[Extracted records Boundary: Start]
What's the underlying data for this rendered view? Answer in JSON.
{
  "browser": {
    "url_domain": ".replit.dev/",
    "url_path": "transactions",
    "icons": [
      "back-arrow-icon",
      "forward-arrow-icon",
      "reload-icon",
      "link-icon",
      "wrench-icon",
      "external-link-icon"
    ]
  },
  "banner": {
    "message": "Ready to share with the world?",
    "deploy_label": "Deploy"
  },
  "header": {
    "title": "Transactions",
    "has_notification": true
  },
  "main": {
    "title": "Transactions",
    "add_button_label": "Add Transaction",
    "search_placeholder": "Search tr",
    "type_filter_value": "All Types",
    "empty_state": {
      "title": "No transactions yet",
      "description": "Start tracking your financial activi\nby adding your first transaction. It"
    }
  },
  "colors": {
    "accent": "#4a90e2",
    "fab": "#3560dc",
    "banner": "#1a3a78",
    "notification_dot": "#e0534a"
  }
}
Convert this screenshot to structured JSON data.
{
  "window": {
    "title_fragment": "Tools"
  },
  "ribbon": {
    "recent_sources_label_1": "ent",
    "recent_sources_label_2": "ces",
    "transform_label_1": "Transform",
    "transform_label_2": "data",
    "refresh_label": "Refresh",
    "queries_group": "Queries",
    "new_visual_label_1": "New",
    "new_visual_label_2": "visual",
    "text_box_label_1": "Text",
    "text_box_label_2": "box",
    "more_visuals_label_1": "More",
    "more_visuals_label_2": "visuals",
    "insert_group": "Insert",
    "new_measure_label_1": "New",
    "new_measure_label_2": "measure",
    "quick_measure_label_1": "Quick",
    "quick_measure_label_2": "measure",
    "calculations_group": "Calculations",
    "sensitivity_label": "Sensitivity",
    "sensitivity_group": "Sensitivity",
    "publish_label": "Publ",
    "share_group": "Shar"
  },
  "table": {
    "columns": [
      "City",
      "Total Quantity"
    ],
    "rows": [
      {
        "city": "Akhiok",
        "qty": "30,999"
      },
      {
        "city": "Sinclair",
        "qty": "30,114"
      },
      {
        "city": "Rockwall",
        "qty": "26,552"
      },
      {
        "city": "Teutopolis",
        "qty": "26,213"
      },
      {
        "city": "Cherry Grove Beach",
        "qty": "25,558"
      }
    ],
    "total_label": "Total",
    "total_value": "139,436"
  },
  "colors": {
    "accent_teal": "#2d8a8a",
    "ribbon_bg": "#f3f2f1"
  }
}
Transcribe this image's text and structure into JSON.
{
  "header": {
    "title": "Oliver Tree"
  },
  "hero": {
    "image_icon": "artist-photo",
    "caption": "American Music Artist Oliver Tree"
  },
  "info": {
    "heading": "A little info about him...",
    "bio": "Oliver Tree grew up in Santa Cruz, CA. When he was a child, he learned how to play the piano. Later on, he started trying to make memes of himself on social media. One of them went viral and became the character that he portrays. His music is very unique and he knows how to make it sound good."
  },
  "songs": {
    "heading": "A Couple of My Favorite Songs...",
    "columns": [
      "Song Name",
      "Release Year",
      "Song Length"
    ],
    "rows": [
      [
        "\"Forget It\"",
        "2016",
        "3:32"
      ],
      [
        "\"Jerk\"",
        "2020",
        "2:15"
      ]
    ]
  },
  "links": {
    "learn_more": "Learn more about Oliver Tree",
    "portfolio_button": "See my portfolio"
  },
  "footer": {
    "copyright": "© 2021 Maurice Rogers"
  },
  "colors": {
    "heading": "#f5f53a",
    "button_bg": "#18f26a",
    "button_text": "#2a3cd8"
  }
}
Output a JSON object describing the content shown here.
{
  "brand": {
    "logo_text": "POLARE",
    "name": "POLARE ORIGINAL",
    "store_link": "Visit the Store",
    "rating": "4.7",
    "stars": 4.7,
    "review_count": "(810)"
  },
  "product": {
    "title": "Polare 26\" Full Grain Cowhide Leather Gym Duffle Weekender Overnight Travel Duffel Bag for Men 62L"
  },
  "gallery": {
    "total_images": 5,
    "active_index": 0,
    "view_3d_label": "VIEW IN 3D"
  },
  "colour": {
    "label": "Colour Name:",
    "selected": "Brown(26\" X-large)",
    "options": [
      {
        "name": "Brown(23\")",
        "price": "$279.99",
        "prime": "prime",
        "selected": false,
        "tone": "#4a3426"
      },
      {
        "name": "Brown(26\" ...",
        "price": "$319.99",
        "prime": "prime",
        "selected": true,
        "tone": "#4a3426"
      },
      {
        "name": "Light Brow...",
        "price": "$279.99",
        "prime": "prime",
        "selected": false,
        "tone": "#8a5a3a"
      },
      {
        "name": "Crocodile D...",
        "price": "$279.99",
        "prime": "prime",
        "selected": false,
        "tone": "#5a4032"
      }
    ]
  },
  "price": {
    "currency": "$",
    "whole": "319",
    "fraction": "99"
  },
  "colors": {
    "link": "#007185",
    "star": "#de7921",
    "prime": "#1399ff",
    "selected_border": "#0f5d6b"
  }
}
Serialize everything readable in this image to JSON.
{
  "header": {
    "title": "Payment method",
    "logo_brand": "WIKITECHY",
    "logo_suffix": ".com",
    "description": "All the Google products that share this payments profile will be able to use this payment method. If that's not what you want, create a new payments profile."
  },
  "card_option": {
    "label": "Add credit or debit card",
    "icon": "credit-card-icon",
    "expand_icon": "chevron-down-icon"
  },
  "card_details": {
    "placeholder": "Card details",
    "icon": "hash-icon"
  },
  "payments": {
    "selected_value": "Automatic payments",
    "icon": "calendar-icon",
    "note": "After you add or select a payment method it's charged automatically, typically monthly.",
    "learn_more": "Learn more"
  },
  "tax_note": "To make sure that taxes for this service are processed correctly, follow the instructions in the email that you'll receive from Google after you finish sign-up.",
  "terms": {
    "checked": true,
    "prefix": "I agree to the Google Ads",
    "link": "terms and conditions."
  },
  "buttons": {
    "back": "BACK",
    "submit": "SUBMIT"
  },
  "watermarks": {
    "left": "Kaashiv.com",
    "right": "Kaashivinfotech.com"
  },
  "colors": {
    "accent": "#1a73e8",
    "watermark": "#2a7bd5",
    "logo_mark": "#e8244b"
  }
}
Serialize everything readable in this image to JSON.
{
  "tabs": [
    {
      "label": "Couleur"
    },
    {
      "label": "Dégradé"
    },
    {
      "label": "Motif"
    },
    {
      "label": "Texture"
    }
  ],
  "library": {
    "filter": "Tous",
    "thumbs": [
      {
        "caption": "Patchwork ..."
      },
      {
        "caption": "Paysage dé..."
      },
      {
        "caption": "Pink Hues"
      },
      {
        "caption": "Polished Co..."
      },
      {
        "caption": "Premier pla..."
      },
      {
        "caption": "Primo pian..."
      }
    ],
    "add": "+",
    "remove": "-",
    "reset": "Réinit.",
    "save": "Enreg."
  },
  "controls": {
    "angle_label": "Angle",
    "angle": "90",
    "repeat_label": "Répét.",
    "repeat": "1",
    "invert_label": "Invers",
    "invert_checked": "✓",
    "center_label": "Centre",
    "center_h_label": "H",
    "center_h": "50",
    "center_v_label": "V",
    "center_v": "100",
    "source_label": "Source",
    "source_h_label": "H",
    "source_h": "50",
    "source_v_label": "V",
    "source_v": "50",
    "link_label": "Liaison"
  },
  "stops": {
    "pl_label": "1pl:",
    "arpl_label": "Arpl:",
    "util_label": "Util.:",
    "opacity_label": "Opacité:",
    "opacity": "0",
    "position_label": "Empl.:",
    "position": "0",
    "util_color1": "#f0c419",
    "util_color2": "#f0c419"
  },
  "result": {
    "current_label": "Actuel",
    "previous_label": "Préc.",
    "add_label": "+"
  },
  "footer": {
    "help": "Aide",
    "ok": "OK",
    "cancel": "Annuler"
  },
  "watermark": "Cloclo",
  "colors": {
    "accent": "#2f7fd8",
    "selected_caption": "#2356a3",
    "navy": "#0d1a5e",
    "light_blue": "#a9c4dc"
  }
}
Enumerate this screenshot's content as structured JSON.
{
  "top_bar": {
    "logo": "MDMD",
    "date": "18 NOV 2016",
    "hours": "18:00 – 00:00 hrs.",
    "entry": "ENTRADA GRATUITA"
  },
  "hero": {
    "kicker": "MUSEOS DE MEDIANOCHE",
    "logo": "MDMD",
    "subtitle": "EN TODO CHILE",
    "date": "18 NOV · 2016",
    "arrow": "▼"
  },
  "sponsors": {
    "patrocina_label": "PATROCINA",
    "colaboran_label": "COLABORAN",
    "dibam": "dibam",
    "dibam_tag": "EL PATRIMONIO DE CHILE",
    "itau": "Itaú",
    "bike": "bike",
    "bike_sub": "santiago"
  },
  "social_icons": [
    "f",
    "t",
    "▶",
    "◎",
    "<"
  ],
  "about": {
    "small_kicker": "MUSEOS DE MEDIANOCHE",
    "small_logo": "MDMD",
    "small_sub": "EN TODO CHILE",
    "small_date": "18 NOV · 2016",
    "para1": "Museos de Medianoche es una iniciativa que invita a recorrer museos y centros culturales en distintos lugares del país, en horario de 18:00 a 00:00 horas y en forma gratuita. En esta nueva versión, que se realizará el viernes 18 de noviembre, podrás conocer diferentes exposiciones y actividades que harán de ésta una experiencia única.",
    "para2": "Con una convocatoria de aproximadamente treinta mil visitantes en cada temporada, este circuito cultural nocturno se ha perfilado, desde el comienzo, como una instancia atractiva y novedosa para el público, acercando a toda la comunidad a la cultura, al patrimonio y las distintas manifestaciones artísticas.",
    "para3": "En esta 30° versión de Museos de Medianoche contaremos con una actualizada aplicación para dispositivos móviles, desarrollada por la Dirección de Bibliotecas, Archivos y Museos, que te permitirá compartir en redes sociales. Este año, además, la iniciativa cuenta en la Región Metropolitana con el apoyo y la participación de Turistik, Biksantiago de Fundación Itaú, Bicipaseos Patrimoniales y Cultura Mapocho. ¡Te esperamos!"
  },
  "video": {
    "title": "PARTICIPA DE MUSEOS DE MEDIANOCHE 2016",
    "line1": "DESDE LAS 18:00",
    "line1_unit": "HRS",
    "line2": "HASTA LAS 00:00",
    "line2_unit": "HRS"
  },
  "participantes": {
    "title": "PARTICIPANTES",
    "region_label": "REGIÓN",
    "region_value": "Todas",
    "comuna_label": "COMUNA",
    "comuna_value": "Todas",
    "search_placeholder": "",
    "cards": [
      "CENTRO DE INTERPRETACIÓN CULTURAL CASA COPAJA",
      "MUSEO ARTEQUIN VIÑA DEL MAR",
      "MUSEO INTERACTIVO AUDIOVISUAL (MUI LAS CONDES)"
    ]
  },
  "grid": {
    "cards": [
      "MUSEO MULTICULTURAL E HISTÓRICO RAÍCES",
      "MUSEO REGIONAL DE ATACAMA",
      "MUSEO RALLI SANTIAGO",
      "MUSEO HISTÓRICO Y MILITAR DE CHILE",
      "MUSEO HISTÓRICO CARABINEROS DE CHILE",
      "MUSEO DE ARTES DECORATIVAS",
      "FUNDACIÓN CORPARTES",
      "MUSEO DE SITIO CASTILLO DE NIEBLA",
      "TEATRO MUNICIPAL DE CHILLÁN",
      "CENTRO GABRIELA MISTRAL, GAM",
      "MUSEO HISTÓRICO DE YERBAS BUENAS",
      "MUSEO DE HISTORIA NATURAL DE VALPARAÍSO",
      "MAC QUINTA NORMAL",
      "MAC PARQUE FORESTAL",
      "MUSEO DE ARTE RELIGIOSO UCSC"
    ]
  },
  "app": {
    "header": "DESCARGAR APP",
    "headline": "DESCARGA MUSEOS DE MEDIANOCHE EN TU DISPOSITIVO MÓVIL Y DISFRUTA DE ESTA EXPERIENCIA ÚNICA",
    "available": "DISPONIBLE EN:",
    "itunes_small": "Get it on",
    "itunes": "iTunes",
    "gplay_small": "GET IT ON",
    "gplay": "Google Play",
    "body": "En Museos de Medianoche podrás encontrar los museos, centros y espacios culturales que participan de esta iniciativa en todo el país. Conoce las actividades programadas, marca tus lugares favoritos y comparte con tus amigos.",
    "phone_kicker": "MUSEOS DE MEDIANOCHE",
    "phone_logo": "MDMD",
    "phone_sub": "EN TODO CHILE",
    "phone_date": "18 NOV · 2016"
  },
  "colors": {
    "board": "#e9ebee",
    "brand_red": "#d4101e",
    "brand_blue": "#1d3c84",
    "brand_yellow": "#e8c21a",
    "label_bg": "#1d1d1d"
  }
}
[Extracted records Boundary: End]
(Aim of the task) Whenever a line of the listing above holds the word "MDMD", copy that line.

(The answer)
    "logo": "MDMD",
    "logo": "MDMD",
    "small_logo": "MDMD",
    "phone_logo": "MDMD",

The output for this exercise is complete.